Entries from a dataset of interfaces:
BEGIN
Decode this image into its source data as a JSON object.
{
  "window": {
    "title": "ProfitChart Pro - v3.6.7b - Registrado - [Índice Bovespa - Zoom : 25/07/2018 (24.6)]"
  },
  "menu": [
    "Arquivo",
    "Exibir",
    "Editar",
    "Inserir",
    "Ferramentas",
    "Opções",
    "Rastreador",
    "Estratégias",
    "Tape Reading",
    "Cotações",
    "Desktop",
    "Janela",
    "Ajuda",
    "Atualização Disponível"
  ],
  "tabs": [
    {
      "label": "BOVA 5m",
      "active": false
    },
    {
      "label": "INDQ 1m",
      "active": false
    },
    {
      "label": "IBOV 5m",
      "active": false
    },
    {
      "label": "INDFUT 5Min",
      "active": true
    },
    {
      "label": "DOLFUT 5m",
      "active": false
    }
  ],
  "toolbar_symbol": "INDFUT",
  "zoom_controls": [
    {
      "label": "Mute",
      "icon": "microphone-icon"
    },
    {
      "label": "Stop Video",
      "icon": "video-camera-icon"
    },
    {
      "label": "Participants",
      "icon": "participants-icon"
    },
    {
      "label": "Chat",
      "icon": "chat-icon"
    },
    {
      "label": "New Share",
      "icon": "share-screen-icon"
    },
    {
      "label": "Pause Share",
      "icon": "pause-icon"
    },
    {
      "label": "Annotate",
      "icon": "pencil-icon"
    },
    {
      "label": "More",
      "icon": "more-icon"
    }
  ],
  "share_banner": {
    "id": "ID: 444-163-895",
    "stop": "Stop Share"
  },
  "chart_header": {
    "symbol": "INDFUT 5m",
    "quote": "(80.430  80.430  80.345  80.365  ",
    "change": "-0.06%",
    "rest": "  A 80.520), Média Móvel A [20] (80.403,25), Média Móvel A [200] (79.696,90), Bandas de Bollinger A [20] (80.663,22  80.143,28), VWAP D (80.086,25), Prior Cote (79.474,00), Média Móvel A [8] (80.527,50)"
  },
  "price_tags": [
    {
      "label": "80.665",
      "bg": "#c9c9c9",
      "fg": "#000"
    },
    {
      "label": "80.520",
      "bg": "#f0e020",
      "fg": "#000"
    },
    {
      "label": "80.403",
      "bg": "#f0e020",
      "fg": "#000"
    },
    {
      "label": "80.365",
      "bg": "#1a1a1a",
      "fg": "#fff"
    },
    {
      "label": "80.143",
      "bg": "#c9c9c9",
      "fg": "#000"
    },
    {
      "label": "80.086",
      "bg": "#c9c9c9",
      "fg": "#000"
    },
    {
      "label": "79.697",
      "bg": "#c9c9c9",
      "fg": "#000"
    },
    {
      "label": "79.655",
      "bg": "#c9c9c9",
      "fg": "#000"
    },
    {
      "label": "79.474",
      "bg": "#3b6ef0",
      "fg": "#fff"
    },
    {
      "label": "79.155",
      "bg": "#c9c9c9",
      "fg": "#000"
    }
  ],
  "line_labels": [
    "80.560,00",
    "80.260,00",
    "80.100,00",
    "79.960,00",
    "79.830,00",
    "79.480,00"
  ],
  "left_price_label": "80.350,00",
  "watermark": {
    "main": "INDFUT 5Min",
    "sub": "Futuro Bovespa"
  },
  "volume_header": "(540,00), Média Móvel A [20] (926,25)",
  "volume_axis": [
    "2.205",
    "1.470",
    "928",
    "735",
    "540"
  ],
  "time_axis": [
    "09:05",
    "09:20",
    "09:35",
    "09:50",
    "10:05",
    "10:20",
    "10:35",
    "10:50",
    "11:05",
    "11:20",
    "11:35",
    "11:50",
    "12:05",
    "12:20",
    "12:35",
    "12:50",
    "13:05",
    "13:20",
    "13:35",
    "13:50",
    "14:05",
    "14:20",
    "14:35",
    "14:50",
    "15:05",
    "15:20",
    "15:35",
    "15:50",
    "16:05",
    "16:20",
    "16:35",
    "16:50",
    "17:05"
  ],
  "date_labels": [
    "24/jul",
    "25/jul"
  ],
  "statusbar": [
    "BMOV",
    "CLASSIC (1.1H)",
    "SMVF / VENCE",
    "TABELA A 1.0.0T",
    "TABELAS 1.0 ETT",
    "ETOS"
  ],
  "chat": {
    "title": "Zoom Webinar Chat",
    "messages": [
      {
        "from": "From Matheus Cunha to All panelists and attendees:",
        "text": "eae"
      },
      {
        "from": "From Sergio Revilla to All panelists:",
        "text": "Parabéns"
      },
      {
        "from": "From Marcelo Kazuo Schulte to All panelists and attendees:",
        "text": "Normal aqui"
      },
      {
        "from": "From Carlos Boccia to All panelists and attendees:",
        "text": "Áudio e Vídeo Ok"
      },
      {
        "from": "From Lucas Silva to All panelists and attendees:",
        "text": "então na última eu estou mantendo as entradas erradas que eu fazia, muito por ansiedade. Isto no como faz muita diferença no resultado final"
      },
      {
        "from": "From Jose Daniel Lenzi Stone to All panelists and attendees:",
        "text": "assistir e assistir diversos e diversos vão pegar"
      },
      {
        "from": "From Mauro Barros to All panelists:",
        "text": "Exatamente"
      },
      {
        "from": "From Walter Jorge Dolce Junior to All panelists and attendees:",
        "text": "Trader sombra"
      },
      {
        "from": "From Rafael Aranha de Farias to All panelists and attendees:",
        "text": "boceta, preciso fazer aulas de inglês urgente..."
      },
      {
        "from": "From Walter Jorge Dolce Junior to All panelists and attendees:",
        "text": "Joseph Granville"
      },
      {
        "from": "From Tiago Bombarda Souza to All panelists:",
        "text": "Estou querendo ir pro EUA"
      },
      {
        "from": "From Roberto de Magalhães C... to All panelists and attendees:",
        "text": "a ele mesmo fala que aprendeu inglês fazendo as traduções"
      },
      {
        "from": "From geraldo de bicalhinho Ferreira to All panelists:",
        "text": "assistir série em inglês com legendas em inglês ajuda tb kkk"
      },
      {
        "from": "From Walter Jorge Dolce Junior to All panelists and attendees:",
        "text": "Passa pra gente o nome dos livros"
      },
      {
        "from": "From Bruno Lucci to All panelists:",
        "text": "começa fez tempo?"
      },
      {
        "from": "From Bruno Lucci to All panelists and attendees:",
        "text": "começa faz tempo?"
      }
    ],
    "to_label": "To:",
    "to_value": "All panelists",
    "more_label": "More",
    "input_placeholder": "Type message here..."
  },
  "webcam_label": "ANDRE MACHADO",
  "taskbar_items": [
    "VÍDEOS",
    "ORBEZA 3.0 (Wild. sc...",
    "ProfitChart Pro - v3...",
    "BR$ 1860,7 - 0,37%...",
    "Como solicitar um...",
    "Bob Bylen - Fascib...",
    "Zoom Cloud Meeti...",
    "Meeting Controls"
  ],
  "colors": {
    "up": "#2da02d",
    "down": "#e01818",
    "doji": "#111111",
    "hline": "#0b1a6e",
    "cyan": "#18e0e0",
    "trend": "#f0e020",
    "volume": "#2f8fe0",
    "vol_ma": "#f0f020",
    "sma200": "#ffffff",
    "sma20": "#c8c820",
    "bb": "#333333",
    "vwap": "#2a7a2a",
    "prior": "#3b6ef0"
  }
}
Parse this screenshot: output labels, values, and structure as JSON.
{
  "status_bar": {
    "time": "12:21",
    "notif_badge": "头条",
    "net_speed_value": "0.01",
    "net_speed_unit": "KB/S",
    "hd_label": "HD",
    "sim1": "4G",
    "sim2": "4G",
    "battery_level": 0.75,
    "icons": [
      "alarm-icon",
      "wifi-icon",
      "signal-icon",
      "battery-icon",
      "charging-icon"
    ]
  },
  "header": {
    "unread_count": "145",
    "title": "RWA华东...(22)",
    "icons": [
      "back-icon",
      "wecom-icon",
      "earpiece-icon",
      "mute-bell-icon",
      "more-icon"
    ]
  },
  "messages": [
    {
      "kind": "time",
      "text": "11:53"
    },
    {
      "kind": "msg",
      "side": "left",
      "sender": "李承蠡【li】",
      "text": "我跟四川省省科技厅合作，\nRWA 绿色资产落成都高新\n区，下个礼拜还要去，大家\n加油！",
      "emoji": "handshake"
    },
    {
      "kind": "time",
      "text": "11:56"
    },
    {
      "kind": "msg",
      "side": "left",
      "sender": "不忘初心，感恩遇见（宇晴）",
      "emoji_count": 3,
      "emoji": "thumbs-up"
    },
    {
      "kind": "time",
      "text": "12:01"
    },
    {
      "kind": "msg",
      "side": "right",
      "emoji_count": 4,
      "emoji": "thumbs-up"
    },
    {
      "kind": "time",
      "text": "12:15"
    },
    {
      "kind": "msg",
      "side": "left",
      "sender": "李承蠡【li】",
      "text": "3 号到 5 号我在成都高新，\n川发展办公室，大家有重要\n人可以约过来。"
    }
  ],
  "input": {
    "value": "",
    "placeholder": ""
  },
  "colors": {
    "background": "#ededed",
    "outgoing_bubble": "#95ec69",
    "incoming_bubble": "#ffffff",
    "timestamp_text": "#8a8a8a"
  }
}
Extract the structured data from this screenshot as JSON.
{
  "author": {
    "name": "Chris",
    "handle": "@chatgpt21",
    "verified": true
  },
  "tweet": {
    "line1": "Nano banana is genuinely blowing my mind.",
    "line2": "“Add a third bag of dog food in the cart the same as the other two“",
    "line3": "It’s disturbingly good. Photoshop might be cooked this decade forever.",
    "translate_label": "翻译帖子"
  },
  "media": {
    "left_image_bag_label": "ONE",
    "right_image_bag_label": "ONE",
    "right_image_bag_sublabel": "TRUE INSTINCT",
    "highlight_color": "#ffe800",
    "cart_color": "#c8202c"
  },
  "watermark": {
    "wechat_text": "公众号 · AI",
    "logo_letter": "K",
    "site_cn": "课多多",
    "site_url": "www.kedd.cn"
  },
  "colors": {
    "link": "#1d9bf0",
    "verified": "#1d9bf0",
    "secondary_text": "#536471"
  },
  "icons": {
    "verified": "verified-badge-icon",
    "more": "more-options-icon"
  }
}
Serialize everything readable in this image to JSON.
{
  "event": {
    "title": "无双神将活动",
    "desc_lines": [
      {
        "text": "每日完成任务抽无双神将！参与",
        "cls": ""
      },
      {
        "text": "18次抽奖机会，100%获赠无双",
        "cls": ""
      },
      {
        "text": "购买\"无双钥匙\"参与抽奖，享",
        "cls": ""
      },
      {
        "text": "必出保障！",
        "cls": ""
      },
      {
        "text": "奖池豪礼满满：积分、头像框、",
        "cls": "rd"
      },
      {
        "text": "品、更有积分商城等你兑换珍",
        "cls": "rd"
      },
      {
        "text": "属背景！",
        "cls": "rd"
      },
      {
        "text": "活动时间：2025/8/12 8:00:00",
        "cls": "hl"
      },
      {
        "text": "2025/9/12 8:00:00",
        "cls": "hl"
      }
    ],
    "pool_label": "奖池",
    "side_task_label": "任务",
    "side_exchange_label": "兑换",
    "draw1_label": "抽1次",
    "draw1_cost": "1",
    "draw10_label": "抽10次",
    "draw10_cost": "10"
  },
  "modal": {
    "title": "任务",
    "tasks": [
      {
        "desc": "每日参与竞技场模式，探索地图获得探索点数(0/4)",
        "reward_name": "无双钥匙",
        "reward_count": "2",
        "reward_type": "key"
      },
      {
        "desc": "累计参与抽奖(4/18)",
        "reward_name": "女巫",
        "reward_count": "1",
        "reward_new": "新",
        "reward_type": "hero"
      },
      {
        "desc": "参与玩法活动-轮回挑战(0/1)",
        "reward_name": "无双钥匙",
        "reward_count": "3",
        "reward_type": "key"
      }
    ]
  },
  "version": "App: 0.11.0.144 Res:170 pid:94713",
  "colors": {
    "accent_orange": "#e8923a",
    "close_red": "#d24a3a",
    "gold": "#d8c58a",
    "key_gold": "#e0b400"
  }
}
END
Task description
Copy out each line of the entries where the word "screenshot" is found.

Result
Parse this screenshot: output labels, values, and structure as JSON.
Extract the structured data from this screenshot as JSON.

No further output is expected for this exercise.